Stored entries:

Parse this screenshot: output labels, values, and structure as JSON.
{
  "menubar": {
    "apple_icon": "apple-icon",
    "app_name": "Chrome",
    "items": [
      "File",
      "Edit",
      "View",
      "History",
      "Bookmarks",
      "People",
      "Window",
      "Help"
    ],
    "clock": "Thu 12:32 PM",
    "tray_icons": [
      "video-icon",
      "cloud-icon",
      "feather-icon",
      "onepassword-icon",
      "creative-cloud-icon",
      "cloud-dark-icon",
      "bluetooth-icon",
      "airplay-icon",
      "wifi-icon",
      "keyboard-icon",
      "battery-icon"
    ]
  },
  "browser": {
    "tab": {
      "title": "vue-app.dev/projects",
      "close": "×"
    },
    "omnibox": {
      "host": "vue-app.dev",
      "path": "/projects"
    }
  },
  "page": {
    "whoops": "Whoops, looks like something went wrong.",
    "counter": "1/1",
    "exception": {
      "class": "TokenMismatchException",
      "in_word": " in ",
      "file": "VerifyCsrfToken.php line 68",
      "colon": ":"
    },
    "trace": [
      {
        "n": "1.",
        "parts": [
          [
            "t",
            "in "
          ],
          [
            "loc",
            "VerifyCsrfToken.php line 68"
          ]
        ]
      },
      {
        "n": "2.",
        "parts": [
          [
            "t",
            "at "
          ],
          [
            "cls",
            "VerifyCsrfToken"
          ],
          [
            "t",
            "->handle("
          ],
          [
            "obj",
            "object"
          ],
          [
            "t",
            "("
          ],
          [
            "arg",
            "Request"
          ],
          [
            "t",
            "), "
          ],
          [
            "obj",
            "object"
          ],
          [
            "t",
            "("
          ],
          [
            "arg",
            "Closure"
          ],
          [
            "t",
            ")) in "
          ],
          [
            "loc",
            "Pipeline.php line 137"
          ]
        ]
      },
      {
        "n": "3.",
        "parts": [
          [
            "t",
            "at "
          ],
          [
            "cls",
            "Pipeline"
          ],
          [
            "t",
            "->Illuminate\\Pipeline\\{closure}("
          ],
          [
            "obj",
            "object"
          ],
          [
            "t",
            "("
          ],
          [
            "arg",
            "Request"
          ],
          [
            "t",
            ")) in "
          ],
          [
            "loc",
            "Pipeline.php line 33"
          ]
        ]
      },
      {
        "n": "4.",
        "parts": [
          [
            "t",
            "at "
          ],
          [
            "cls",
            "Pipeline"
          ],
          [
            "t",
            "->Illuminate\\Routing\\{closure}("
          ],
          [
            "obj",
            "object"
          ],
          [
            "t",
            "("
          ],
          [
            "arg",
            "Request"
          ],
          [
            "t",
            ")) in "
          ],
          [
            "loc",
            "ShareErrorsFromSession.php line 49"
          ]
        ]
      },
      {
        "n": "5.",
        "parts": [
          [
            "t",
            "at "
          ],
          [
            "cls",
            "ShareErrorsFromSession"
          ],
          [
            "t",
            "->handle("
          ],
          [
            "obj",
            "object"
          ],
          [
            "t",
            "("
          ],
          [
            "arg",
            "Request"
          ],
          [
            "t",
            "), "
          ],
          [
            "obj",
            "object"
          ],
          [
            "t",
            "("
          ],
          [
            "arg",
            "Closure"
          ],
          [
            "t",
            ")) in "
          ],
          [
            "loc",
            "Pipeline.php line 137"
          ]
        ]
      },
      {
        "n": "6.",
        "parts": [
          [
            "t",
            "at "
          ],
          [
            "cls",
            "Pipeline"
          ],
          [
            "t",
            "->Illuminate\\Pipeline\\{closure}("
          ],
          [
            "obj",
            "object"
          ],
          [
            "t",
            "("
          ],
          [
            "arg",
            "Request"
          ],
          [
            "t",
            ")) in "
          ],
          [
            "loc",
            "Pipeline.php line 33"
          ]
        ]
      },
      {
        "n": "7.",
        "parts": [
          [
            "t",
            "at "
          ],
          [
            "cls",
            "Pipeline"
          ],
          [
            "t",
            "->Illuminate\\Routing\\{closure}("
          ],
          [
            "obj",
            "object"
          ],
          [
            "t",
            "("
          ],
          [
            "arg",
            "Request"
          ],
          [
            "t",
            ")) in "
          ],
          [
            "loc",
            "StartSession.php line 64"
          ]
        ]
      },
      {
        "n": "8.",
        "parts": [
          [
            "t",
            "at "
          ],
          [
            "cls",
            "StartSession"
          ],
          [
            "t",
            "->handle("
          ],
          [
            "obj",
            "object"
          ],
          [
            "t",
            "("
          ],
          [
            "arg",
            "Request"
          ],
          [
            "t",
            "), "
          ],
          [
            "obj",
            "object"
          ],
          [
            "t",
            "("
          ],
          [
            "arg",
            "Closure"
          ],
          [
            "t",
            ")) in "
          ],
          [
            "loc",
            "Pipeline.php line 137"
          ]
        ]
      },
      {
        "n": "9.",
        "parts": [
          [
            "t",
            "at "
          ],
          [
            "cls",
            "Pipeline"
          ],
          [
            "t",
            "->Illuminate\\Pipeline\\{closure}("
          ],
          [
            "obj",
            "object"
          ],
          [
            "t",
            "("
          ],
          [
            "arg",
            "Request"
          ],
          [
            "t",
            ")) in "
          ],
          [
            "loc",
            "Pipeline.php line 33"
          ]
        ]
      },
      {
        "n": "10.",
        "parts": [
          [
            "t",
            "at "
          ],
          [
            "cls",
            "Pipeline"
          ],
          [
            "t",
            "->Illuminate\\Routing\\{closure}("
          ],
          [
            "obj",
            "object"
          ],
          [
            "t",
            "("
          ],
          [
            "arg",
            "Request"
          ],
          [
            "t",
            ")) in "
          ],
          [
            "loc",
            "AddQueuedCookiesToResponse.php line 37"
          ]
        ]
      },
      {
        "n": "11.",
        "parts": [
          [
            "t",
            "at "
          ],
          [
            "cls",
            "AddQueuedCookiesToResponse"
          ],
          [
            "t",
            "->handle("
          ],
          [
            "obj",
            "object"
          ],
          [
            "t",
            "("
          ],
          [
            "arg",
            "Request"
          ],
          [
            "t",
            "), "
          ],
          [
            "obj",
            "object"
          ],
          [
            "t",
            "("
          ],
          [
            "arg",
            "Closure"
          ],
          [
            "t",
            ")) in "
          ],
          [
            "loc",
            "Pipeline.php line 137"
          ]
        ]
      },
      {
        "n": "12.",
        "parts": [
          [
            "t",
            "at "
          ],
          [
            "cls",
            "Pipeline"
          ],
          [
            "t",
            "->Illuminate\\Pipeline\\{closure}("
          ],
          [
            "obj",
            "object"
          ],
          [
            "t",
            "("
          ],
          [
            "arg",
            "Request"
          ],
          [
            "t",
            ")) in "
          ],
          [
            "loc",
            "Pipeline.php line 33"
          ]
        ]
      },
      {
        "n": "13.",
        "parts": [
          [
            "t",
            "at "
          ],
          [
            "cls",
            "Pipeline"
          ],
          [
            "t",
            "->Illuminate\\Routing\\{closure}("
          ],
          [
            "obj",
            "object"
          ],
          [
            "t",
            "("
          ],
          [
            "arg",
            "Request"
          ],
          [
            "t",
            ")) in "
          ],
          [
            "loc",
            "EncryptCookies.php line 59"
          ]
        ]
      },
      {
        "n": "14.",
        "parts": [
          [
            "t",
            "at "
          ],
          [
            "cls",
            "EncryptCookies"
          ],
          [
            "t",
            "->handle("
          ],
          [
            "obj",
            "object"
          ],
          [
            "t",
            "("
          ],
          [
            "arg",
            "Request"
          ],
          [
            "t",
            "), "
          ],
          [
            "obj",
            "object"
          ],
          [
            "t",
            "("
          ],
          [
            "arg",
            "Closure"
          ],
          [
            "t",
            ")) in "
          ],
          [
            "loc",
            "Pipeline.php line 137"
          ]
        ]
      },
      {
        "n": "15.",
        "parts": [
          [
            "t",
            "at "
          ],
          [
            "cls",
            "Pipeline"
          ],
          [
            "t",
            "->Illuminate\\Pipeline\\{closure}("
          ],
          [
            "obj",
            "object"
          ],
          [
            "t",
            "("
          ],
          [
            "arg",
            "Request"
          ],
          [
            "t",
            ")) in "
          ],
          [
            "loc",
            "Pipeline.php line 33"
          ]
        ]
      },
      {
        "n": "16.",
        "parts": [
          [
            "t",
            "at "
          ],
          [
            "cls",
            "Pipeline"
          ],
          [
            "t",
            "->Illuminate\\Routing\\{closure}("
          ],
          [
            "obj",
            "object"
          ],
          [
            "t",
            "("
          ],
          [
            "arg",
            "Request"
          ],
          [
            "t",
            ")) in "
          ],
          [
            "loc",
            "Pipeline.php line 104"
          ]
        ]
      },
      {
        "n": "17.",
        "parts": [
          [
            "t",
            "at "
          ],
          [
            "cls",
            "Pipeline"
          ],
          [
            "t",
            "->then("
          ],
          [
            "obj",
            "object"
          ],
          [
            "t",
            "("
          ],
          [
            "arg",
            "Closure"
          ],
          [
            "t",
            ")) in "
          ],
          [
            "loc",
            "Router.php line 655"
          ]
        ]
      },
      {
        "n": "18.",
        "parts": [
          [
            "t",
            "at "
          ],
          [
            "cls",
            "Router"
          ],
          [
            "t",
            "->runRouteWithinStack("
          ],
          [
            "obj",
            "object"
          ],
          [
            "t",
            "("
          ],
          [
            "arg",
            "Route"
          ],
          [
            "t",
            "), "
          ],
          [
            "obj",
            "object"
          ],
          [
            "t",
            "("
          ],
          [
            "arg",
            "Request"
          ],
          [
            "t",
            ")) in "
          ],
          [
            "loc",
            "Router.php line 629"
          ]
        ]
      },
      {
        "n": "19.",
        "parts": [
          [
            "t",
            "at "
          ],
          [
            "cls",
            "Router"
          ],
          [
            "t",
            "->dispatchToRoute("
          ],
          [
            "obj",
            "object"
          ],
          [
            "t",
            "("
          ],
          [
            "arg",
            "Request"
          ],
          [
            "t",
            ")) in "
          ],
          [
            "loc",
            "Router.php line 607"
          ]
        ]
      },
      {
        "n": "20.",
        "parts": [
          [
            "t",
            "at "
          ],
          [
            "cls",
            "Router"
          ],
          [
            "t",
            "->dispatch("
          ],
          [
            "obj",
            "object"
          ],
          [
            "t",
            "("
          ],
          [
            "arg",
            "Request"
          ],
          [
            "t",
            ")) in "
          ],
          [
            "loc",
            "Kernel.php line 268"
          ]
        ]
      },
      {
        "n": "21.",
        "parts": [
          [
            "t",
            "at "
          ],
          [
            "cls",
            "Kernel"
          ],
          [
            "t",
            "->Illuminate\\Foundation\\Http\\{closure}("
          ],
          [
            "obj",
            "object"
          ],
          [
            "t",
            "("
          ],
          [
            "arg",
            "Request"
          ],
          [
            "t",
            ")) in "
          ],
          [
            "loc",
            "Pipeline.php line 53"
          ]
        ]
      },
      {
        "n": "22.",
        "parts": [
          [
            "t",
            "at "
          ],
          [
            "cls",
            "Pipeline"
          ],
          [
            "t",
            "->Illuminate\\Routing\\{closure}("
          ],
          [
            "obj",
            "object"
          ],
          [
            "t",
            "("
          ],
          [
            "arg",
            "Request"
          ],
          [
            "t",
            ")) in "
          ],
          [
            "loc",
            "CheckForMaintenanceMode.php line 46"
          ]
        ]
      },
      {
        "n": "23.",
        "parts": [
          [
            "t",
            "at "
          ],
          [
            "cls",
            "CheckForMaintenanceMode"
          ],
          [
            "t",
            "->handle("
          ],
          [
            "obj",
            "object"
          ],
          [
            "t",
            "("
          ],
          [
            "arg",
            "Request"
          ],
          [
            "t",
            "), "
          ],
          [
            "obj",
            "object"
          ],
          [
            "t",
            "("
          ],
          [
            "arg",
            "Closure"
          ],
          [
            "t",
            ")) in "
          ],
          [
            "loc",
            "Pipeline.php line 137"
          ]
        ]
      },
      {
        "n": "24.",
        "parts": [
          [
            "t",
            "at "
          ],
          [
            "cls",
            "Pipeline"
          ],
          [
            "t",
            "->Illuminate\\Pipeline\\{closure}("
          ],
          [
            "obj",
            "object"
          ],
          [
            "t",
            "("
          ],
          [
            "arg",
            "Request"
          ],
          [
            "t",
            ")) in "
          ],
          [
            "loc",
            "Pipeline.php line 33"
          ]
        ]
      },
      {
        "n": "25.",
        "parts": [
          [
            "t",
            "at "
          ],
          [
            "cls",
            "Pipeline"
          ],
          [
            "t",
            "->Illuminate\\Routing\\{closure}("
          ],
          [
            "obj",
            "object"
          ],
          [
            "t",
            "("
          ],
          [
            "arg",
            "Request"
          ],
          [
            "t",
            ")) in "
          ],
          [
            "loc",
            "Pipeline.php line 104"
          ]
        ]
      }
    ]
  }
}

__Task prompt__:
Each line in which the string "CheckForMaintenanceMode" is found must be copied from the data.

__Answer to this exercise__:
            "CheckForMaintenanceMode.php line 46"
            "CheckForMaintenanceMode"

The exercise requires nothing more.